### [Supplied records]
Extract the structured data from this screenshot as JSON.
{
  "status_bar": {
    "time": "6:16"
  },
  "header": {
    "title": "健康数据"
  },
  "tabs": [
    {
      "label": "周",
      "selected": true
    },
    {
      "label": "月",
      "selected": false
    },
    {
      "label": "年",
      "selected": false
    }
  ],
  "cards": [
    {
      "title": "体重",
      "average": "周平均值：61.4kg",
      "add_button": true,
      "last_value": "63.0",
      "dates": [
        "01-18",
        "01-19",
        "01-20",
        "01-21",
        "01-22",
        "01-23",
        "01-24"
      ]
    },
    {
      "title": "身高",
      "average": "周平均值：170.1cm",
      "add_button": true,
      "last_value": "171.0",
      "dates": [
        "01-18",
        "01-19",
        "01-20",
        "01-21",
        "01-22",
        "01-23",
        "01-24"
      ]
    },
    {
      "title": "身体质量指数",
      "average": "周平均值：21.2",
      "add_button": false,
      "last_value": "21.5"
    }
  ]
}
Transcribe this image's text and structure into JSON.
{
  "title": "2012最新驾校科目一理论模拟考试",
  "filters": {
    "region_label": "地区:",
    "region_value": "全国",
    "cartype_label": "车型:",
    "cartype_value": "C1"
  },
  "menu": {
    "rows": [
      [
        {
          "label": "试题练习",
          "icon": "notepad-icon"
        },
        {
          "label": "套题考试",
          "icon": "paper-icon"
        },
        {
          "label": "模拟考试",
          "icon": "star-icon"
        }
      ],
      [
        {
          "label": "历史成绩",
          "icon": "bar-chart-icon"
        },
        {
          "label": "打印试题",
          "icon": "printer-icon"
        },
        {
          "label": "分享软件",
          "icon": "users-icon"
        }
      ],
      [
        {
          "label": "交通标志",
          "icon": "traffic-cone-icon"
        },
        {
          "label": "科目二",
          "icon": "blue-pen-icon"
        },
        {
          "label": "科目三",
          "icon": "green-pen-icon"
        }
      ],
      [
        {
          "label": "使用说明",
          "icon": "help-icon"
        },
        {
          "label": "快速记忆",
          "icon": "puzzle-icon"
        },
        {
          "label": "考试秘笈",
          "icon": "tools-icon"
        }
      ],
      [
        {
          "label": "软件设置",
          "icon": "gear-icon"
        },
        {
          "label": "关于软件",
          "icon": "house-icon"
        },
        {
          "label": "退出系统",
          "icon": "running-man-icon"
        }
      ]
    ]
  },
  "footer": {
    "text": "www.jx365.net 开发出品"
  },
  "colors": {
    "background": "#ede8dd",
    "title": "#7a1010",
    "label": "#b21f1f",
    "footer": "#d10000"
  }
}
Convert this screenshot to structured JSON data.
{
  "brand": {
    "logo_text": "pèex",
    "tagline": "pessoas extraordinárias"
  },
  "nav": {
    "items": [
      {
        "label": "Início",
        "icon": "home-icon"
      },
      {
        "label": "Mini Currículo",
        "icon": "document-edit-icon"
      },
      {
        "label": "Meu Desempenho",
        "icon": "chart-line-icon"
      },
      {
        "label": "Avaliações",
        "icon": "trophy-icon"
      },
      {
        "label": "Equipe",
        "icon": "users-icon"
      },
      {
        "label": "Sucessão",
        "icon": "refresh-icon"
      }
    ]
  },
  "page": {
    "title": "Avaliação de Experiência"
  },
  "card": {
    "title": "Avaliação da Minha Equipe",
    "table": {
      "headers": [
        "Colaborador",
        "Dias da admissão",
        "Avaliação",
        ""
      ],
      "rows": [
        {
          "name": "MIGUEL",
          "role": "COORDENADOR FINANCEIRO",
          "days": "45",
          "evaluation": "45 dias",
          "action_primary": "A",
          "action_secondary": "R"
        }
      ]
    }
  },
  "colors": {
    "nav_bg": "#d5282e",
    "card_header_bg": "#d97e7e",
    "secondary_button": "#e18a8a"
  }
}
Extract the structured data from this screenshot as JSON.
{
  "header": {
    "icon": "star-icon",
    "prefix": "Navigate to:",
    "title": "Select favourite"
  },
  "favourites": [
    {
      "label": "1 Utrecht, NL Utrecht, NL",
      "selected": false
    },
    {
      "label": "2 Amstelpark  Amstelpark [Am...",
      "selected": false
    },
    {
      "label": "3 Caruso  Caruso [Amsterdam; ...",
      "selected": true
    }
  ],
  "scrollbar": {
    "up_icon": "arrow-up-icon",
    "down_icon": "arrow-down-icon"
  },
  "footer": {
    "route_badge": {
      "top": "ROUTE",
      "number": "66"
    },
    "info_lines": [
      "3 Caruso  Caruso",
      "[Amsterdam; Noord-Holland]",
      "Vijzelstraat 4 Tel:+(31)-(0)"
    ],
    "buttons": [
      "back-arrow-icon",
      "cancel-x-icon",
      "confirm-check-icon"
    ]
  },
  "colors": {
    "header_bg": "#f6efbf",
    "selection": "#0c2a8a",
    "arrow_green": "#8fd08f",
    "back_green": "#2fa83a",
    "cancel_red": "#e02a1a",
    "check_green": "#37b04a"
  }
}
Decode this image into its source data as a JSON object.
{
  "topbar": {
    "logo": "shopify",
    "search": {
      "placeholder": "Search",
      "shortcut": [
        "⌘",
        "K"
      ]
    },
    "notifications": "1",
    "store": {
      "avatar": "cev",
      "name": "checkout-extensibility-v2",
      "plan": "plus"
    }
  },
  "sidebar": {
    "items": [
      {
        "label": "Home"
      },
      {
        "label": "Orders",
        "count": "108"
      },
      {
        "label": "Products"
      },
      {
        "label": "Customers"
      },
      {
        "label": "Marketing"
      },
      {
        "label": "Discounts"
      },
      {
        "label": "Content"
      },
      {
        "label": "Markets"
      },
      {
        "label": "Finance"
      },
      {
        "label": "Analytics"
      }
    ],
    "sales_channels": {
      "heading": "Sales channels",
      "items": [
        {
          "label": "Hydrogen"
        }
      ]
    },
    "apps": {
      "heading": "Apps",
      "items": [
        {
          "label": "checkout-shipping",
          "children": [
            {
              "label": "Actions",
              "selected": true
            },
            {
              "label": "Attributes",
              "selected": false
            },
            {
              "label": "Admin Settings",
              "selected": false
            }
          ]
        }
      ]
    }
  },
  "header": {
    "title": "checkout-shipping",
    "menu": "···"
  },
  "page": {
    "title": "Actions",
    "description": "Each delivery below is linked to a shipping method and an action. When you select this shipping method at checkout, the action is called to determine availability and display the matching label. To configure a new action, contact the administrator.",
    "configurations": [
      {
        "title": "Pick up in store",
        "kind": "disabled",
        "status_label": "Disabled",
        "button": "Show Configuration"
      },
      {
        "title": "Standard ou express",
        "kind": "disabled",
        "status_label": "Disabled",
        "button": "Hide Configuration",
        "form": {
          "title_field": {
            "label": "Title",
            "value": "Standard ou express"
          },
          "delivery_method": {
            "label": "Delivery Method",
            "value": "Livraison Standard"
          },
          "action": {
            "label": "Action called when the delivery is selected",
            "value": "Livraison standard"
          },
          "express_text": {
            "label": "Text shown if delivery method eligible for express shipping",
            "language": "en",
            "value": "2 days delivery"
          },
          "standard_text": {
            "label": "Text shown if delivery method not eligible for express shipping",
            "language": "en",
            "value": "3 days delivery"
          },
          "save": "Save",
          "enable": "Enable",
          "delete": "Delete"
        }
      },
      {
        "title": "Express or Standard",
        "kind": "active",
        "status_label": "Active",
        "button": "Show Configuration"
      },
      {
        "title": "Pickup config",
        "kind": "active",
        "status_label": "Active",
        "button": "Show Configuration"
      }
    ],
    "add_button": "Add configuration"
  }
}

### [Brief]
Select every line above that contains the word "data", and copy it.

### [Response area]
Extract the structured data from this screenshot as JSON.
Convert this screenshot to structured JSON data.
Extract the structured data from this screenshot as JSON.
Decode this image into its source data as a JSON object.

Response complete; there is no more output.